I know you’re a busy parent, so this course is crunched into six days. Six days and your child could be successfully napping!
I’ve used this formula time and time again with a 100% success rate!
And do you know what’s super exciting about this course?
After implementing the same techniques I’m sharing with you in this book, my life as a mom of young kids immediately became less stressful. Even on the tougher, everyone is a grump days, I knew that I could make it if I could just push through to naptime!
Naptime isn’t just for kids — it’s for moms too!
After lunch, my toddler or preschooler’s eyelids would begin to flutter and I would not even have to look at the clock to know it was 1 p.m. — naptime. Wouldn’t that be awesome if your toddler and preschooler started doing that every single day at the same time?!
Shopping trips, get-togethers, play-dates and other fun activities become a lot less stressful when you can successfully get your child to nap.
You can schedule trips and fun activities around naptime — or even learn another sneaky option if those activities interfere with naptime!
There’s also an entire lesson dedicated to tips if regression does occur (which can happen due to health issues, emotional disturbances or major life changes.)
May your child’s toddler and preschool days be filled with successful naps and restful nights!
Want to chat about toddlers and naps?
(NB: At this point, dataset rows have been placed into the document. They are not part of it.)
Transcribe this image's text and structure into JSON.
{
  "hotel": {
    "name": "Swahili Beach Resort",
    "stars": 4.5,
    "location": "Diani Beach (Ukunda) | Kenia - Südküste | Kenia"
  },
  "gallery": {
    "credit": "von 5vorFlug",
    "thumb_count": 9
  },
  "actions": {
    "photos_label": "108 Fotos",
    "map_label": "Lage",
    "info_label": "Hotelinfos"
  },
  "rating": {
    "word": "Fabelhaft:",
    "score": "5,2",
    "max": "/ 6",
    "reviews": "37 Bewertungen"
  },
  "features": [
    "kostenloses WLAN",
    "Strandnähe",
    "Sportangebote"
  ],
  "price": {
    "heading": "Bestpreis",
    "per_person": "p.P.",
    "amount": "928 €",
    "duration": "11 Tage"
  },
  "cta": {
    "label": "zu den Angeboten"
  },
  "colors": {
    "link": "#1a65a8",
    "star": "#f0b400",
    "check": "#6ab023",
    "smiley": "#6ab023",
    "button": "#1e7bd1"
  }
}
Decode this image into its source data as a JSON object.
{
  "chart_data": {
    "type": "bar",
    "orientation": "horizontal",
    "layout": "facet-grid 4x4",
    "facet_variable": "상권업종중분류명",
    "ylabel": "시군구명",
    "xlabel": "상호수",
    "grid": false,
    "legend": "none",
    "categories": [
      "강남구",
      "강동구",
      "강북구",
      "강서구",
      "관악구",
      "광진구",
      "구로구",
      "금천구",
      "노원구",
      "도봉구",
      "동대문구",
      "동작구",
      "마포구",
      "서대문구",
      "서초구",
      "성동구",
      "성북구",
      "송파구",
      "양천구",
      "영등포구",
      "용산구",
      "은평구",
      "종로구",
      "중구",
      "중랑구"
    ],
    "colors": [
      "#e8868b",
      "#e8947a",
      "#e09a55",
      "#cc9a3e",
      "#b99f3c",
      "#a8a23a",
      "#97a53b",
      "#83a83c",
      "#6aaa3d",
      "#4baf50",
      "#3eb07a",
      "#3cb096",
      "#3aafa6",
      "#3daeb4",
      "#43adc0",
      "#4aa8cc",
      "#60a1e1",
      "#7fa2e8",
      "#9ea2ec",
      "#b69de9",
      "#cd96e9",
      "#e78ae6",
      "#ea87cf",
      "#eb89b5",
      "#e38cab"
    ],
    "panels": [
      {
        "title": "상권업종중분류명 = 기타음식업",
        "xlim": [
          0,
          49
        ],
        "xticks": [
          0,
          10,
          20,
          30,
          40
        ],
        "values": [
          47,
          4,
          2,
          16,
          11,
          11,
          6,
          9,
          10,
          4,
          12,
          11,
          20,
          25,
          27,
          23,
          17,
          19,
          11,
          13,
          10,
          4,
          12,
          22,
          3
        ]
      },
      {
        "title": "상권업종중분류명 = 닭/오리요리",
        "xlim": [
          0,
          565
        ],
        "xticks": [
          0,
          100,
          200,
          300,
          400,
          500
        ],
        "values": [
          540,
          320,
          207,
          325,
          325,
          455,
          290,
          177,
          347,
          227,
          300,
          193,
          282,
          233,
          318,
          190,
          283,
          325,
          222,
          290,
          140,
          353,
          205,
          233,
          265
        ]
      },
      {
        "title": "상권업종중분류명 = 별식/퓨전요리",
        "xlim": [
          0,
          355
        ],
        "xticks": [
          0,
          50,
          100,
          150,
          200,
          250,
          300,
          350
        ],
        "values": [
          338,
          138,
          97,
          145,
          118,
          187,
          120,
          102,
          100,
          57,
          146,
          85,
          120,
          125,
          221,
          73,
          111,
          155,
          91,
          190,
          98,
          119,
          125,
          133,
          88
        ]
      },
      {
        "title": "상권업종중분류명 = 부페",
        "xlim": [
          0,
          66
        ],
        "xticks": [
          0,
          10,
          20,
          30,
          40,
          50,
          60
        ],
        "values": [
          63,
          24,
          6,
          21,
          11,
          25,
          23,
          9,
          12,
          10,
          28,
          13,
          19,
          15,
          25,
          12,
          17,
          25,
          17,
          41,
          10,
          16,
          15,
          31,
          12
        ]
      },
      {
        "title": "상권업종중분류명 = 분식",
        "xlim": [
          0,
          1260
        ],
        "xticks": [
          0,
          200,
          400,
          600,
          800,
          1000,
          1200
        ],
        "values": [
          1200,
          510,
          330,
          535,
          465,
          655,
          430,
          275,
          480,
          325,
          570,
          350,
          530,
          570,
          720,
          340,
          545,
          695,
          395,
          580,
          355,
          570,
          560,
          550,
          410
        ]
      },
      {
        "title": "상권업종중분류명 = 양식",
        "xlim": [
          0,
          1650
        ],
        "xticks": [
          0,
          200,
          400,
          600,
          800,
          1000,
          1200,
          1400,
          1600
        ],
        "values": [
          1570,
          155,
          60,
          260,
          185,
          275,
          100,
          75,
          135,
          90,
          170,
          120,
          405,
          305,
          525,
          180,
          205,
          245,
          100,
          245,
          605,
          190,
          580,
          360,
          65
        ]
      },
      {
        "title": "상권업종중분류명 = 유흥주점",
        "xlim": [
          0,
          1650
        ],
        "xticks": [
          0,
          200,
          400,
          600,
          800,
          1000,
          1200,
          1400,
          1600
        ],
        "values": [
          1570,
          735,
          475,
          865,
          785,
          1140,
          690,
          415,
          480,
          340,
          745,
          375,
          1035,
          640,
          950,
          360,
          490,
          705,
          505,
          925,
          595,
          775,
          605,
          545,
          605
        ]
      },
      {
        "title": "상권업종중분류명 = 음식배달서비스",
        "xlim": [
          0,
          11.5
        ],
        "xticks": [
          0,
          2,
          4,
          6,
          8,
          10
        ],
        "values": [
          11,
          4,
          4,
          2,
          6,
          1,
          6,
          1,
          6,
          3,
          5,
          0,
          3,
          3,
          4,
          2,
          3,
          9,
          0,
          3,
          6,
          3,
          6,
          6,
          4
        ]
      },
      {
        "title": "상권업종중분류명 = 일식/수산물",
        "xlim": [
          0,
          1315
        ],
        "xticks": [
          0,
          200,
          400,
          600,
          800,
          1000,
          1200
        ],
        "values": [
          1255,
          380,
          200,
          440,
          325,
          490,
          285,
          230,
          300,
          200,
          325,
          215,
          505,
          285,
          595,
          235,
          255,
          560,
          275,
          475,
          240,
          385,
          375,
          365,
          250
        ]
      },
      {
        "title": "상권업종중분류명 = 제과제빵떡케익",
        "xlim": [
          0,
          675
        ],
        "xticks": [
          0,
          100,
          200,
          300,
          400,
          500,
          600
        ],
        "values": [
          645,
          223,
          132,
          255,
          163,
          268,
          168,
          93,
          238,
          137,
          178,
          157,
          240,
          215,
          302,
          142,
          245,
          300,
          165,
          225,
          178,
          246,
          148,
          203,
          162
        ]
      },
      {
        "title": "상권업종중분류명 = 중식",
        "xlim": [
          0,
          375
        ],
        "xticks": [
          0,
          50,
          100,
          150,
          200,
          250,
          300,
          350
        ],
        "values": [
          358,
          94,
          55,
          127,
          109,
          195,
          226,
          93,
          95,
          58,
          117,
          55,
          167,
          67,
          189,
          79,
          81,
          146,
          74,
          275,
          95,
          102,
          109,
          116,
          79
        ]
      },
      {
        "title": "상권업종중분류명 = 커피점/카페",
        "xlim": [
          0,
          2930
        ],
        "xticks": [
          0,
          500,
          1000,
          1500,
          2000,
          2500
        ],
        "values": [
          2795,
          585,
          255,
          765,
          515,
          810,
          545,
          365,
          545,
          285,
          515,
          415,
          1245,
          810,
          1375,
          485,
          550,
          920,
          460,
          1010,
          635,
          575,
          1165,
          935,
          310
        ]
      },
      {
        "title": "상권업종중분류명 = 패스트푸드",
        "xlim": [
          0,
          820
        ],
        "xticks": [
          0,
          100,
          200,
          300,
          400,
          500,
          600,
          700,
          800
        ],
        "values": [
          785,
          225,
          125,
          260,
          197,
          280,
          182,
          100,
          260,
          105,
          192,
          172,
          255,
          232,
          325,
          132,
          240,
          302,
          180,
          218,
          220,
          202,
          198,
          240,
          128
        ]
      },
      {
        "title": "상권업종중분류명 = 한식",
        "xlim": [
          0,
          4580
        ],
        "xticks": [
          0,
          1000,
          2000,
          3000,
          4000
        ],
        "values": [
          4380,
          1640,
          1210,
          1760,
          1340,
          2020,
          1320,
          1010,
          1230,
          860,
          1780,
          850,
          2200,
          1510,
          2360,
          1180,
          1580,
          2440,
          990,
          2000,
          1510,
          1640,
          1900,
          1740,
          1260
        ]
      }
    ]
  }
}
Connect with me in our All Things Mommy Group on Facebook! See you there!